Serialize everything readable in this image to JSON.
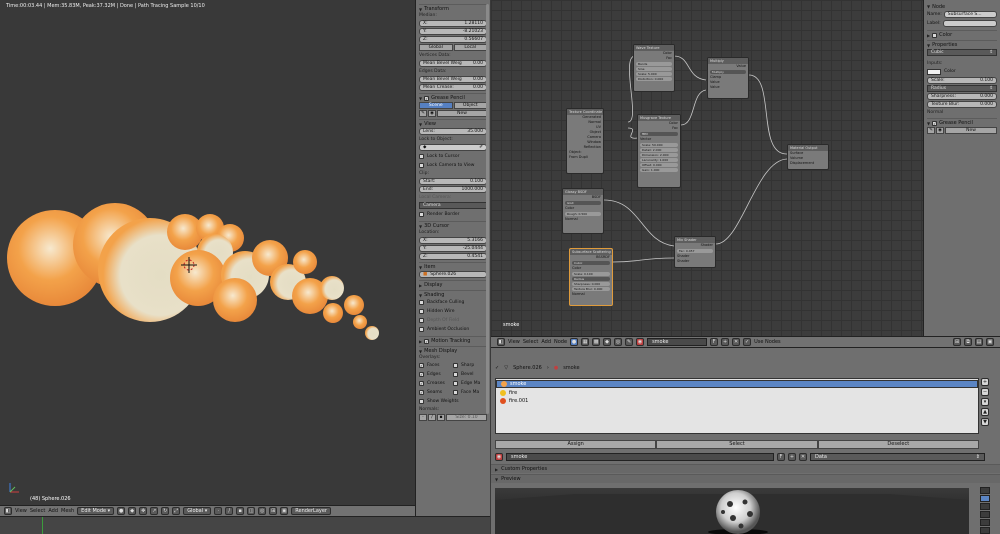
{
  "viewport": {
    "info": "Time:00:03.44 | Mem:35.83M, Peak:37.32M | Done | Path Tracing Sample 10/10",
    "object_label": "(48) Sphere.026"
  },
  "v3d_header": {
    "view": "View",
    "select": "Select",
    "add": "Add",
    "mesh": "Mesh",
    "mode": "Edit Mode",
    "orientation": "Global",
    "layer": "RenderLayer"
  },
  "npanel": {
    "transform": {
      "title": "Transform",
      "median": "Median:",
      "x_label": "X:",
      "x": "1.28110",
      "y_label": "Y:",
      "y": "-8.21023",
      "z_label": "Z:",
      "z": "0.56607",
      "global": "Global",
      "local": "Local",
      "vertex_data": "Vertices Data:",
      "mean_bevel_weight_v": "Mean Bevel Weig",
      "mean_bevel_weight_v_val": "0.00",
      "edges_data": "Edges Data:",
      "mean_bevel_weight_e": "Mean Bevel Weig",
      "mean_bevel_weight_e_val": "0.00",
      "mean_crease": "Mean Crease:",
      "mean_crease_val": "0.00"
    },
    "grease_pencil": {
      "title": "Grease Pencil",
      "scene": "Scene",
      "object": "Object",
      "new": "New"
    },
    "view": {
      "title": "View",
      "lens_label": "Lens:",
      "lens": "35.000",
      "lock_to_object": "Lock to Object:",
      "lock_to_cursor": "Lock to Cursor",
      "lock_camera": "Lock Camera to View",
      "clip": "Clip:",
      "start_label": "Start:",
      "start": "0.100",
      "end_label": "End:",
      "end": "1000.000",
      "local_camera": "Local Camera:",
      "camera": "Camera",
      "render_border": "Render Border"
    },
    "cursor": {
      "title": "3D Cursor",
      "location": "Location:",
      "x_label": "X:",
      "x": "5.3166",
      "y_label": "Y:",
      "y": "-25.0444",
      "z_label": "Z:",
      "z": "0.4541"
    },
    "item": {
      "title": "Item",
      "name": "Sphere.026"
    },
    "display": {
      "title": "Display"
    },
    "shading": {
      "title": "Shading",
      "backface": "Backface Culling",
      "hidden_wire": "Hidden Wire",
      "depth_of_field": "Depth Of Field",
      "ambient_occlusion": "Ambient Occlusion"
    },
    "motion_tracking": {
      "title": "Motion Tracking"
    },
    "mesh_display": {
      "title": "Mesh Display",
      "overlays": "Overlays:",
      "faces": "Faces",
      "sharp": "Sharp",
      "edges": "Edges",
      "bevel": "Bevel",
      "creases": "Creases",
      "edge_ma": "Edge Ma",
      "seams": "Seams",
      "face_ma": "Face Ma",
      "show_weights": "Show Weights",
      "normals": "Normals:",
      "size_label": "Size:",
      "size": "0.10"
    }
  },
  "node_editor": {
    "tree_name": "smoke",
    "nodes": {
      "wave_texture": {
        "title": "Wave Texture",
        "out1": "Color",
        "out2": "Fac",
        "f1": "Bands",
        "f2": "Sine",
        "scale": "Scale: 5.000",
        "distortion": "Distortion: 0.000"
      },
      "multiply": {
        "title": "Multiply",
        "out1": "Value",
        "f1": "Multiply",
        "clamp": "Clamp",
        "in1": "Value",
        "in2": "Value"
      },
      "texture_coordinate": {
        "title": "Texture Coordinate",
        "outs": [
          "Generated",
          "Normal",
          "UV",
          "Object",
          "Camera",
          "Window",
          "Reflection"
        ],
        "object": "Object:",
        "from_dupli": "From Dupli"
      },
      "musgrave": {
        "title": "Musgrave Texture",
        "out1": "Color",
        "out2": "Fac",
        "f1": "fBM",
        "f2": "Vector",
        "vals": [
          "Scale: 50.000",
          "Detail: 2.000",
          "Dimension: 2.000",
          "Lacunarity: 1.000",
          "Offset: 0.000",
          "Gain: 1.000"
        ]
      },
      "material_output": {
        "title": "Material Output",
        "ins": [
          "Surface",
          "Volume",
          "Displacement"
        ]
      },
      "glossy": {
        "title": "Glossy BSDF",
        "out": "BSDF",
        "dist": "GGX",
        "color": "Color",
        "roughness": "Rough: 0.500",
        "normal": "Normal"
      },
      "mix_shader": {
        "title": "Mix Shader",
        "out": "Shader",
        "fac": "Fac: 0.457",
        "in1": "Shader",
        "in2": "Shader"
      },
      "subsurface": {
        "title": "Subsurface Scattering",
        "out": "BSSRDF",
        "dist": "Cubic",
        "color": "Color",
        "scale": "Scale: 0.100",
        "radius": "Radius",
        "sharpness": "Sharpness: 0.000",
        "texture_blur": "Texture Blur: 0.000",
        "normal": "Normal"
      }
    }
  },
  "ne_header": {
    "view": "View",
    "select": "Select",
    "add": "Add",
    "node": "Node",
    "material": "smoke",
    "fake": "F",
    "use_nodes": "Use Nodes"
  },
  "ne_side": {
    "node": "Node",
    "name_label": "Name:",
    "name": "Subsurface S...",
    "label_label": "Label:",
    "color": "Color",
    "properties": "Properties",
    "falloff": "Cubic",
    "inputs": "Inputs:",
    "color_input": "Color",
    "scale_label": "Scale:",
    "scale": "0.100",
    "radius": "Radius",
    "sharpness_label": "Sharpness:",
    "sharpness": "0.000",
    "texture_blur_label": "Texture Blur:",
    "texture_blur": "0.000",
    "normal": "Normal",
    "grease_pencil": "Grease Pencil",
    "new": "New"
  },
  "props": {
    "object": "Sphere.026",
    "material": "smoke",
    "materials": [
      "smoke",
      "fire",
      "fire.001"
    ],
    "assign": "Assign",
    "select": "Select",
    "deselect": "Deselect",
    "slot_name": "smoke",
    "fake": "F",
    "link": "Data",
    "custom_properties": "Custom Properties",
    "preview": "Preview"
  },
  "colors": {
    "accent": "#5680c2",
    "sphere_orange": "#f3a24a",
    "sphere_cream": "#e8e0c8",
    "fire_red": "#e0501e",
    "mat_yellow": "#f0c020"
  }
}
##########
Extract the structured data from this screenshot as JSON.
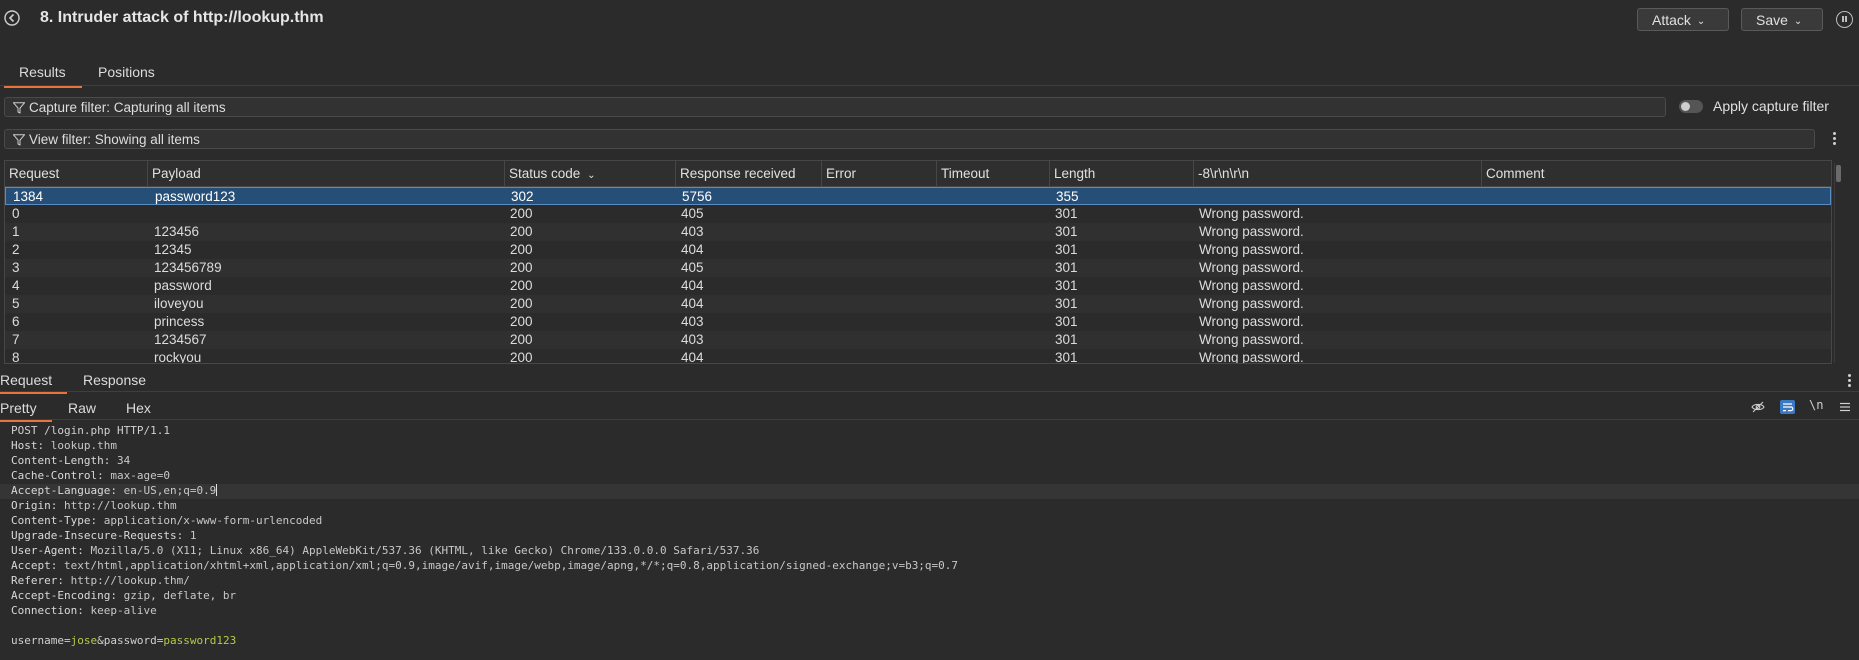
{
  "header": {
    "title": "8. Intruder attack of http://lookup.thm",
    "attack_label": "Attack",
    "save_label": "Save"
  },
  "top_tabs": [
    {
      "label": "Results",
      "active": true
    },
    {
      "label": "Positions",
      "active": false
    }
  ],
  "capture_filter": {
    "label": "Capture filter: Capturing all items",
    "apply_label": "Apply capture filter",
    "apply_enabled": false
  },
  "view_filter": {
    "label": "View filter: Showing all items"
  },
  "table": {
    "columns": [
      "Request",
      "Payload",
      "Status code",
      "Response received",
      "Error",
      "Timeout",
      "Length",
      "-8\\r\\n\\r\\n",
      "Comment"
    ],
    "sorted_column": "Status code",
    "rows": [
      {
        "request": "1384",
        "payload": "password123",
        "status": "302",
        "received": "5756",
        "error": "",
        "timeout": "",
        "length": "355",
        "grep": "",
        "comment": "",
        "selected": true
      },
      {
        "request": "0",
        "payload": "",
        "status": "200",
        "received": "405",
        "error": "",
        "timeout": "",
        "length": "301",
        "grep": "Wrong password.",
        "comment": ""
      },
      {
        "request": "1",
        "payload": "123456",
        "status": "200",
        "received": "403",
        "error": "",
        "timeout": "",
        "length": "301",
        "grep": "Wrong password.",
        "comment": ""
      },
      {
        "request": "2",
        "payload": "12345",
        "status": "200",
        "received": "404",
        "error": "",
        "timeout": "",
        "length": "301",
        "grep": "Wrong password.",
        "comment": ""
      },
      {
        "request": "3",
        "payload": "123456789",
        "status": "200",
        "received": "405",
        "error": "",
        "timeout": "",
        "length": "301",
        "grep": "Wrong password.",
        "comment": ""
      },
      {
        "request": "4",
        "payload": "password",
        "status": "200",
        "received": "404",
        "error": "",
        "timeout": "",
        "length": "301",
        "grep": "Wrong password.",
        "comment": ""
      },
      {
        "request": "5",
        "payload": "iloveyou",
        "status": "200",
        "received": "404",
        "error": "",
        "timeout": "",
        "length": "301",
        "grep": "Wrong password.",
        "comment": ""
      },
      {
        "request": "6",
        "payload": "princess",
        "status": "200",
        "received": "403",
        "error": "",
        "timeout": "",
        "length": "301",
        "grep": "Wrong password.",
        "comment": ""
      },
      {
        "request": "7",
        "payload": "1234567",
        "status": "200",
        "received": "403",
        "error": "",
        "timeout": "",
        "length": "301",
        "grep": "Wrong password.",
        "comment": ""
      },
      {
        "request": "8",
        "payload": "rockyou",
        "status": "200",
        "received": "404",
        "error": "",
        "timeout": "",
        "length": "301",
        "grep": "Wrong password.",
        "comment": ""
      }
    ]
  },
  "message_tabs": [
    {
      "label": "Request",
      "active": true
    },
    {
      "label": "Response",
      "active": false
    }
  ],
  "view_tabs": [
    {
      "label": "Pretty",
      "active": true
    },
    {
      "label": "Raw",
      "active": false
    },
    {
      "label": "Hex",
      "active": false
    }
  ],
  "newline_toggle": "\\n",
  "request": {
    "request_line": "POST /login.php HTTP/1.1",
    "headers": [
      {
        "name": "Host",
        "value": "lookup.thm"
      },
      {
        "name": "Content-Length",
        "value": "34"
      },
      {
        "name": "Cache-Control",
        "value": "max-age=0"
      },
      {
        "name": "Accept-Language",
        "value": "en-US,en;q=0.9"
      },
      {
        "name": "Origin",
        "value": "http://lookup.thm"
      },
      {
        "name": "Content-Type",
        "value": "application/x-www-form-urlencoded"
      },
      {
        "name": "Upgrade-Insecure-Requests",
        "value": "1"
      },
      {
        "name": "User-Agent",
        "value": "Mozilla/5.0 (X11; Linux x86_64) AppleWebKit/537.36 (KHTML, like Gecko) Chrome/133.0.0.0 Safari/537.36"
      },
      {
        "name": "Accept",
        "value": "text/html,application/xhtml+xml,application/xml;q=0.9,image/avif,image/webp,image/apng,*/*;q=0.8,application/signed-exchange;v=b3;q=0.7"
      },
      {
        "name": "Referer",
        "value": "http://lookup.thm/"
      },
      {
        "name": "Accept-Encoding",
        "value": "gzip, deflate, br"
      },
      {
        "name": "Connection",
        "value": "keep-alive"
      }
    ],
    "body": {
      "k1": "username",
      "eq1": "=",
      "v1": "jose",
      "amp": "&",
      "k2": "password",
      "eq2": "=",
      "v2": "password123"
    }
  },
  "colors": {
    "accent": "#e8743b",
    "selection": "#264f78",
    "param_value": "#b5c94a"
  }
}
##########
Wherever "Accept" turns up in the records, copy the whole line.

        "name": "Accept-Language",
        "name": "Accept",
        "name": "Accept-Encoding",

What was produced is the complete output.